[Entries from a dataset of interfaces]
=== Section Start ===
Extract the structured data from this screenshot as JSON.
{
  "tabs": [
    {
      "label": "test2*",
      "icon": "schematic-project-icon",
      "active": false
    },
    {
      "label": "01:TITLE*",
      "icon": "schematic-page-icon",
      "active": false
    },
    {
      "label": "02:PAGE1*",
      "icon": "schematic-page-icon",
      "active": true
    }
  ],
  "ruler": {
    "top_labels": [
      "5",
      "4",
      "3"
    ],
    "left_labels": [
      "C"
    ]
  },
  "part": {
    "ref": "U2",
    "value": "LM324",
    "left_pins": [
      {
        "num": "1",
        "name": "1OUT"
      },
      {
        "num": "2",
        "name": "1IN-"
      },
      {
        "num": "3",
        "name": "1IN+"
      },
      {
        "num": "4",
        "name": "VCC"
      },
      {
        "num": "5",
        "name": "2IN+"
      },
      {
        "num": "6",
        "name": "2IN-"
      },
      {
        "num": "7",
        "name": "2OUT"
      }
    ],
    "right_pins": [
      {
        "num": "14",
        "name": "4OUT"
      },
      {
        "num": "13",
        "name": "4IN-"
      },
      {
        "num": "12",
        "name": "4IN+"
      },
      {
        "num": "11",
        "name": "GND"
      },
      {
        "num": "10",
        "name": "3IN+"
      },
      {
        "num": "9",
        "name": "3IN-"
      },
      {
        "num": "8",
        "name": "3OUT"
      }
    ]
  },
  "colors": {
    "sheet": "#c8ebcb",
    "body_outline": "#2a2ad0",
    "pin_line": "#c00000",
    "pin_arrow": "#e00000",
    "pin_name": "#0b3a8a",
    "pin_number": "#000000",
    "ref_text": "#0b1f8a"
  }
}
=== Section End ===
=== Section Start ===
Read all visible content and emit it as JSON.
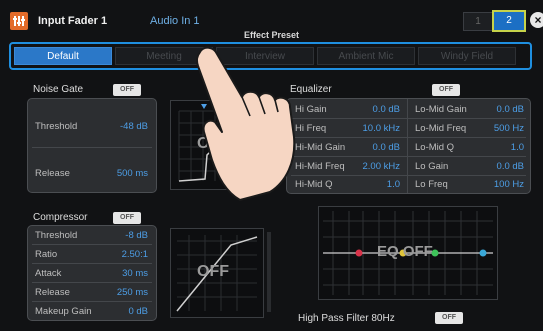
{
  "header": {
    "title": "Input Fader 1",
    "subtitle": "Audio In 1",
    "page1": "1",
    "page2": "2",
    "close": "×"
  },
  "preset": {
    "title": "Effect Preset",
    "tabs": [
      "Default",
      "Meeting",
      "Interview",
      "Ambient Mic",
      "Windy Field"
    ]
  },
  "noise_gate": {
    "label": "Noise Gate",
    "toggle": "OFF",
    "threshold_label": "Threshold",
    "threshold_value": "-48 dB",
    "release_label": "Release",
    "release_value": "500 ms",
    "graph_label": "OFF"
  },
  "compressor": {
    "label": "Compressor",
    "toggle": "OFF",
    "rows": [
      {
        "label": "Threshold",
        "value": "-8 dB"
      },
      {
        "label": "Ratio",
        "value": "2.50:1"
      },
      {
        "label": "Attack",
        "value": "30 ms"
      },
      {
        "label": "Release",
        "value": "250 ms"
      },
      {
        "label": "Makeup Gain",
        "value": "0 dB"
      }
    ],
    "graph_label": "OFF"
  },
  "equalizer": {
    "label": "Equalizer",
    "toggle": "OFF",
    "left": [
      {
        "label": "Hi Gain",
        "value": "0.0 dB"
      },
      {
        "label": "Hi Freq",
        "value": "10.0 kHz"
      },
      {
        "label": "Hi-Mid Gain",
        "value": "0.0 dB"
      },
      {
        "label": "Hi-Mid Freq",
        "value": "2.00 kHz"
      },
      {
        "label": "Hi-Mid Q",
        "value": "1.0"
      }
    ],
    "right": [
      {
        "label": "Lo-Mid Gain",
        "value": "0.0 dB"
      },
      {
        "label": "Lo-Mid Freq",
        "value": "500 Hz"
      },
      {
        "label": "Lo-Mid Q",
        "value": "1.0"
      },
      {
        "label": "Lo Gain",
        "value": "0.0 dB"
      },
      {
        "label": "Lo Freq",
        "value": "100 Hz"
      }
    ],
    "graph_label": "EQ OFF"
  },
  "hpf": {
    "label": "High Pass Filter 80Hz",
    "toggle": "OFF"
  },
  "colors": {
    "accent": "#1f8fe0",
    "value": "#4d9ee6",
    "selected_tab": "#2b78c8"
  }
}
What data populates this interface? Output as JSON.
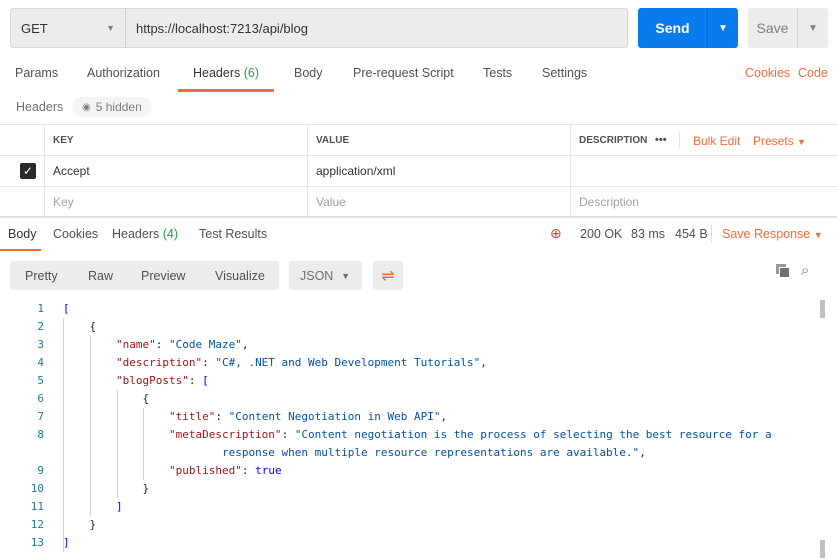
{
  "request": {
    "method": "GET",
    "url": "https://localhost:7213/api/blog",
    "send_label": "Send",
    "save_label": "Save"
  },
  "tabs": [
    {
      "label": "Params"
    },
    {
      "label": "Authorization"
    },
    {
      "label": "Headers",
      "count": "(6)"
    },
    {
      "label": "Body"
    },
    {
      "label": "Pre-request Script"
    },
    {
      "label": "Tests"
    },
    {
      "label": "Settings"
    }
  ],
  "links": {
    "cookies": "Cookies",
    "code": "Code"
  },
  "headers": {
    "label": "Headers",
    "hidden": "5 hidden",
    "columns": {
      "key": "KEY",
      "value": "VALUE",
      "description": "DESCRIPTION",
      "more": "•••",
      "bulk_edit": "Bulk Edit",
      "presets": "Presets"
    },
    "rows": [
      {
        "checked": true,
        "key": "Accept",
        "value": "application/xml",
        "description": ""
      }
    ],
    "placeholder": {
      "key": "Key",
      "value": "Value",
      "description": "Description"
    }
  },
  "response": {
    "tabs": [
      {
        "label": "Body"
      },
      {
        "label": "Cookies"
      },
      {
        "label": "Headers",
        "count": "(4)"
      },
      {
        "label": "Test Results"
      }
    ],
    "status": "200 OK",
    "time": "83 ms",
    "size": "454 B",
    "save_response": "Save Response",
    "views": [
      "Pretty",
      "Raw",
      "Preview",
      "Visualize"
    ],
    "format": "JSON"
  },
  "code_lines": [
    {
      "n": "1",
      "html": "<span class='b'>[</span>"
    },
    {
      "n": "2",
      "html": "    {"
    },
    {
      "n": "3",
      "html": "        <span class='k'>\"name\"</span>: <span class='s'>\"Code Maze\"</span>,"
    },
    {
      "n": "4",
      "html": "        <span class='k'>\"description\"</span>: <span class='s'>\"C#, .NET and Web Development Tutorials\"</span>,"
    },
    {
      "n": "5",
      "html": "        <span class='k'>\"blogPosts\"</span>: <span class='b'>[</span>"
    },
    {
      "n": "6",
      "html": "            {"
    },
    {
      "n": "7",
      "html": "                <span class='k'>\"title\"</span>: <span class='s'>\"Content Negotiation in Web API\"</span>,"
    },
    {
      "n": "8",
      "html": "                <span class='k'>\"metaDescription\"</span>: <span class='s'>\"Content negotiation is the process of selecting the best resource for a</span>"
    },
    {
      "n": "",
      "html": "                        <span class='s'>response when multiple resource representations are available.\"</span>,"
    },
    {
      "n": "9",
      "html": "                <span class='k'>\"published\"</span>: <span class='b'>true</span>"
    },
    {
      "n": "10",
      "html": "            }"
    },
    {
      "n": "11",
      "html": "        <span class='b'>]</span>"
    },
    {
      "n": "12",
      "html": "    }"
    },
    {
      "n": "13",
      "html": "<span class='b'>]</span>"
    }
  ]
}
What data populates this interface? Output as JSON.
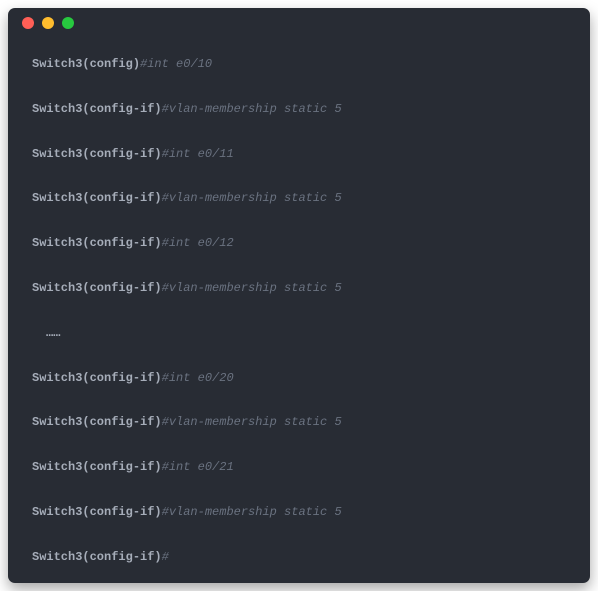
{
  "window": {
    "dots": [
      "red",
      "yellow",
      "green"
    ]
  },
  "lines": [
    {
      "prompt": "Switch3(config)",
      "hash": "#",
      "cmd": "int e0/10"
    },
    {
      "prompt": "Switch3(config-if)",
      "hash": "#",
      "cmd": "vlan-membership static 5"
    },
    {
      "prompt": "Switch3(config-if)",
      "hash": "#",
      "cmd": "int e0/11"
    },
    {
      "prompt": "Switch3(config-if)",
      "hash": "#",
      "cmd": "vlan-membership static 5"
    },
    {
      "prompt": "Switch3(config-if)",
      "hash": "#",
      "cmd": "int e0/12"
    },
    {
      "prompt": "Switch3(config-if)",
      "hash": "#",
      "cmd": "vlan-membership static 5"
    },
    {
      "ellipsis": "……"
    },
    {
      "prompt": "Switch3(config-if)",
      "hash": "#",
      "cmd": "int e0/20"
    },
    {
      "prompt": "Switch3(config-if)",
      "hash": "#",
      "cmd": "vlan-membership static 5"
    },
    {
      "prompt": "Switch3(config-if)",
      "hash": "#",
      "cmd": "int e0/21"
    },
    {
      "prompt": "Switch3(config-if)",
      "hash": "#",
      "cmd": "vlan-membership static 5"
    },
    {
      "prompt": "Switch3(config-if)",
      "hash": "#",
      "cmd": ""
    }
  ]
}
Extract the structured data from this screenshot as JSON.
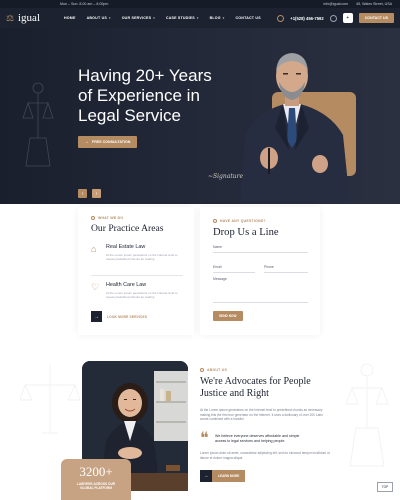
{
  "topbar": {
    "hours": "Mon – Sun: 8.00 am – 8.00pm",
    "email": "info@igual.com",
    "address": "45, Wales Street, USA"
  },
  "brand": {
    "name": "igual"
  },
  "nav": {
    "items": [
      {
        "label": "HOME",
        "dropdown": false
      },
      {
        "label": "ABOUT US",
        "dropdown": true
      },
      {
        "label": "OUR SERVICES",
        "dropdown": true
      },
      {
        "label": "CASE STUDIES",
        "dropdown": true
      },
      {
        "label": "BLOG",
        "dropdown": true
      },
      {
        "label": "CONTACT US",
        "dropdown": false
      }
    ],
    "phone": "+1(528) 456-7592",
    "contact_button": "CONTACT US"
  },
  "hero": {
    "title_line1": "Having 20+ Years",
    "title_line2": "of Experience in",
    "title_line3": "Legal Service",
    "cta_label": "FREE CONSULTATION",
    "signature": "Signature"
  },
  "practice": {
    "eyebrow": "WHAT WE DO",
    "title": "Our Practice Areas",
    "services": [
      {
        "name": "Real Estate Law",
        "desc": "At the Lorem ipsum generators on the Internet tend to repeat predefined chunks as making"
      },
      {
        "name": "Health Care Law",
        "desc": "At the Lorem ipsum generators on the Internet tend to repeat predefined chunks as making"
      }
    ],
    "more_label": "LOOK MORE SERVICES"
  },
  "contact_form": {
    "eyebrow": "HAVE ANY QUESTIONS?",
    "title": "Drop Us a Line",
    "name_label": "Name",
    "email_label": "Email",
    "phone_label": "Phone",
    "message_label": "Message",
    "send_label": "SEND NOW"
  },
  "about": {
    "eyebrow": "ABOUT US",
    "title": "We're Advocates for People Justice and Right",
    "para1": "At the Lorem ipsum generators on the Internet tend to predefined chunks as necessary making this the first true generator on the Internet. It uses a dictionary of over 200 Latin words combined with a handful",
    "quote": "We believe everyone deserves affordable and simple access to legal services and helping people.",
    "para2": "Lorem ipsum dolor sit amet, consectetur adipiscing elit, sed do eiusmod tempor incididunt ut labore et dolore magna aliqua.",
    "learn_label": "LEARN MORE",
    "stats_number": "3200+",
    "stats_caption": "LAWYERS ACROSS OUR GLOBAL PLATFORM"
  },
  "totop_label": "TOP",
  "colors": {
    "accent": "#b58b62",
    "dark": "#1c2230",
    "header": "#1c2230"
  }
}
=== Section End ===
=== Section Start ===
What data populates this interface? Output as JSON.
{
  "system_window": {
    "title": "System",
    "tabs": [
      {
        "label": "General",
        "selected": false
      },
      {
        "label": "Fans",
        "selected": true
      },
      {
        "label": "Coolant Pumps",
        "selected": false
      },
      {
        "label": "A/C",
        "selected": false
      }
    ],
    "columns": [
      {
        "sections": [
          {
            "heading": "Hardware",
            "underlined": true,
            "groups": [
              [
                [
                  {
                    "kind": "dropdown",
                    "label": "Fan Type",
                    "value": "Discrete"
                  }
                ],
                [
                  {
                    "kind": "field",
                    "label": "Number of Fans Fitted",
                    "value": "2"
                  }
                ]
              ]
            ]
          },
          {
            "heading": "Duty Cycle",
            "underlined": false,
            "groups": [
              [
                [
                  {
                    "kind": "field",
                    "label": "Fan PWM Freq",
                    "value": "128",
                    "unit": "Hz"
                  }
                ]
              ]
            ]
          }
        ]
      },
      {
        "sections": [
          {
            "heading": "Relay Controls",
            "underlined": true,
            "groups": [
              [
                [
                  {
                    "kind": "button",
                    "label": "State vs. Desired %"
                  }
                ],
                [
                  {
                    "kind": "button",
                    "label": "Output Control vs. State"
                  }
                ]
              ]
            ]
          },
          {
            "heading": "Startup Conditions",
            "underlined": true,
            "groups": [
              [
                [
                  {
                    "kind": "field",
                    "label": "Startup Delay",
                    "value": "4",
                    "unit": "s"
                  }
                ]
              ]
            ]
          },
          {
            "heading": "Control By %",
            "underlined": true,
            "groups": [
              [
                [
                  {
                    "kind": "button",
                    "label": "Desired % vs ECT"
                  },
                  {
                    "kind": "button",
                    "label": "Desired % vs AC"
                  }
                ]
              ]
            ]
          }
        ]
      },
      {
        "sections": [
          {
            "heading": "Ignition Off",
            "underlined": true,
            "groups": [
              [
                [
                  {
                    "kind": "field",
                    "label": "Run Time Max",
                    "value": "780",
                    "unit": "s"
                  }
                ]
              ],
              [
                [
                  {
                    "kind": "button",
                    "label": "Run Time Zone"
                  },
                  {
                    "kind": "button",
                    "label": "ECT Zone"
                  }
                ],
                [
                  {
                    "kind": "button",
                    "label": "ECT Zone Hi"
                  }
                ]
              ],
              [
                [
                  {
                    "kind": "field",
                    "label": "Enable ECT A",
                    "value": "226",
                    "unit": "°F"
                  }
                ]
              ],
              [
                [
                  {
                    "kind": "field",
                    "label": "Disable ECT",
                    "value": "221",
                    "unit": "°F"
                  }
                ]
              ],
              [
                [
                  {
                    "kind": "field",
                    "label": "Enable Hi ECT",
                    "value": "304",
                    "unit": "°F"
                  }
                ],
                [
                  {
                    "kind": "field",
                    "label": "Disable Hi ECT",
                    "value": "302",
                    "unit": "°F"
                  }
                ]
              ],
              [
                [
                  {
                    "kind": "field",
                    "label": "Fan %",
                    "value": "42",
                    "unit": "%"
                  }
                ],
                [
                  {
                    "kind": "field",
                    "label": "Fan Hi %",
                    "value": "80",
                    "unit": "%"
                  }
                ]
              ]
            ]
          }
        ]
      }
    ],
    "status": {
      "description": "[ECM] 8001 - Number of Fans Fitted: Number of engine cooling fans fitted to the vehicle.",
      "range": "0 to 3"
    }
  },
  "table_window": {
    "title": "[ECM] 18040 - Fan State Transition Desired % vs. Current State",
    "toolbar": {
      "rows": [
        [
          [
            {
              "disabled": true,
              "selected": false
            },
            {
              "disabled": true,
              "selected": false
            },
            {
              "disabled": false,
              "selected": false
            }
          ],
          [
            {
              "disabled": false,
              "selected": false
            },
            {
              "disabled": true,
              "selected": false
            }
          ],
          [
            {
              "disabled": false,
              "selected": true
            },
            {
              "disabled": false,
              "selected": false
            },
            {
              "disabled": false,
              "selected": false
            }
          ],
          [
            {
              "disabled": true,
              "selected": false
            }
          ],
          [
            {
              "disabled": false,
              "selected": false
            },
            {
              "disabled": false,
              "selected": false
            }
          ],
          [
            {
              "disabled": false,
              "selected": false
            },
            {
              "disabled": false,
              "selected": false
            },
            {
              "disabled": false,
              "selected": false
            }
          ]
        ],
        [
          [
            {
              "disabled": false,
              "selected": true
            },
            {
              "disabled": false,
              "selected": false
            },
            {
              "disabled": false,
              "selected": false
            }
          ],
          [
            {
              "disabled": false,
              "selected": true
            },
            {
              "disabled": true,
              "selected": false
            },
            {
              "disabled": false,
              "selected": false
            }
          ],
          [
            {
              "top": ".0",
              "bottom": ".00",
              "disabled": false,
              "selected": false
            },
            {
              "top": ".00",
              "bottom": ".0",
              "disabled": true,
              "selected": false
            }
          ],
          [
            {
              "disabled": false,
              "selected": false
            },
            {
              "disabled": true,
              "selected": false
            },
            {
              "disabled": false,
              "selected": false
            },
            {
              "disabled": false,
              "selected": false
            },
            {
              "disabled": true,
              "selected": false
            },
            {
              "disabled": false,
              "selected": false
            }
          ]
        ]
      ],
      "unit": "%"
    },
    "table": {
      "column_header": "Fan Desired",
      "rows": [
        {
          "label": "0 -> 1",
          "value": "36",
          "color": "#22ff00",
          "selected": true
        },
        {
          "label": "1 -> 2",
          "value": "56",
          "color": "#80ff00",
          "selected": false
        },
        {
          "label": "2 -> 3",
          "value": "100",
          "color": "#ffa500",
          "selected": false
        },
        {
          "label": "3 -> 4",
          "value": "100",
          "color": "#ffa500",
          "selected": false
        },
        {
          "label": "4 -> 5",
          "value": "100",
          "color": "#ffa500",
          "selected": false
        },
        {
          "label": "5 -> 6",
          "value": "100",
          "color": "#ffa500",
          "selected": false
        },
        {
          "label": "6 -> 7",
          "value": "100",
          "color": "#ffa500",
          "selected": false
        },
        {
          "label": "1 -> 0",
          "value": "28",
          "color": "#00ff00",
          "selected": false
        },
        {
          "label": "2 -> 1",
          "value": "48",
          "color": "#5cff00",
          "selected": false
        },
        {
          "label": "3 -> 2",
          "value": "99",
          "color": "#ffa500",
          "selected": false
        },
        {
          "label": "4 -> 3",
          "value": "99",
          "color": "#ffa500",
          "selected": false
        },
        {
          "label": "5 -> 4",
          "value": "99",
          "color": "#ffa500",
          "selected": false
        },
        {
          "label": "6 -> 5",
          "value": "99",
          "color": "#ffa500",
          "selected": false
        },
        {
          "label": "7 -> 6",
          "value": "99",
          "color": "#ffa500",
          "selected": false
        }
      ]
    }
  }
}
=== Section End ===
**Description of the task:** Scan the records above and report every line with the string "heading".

**Solved problem:**
            "heading": "Hardware",
            "heading": "Duty Cycle",
            "heading": "Relay Controls",
            "heading": "Startup Conditions",
            "heading": "Control By %",
            "heading": "Ignition Off",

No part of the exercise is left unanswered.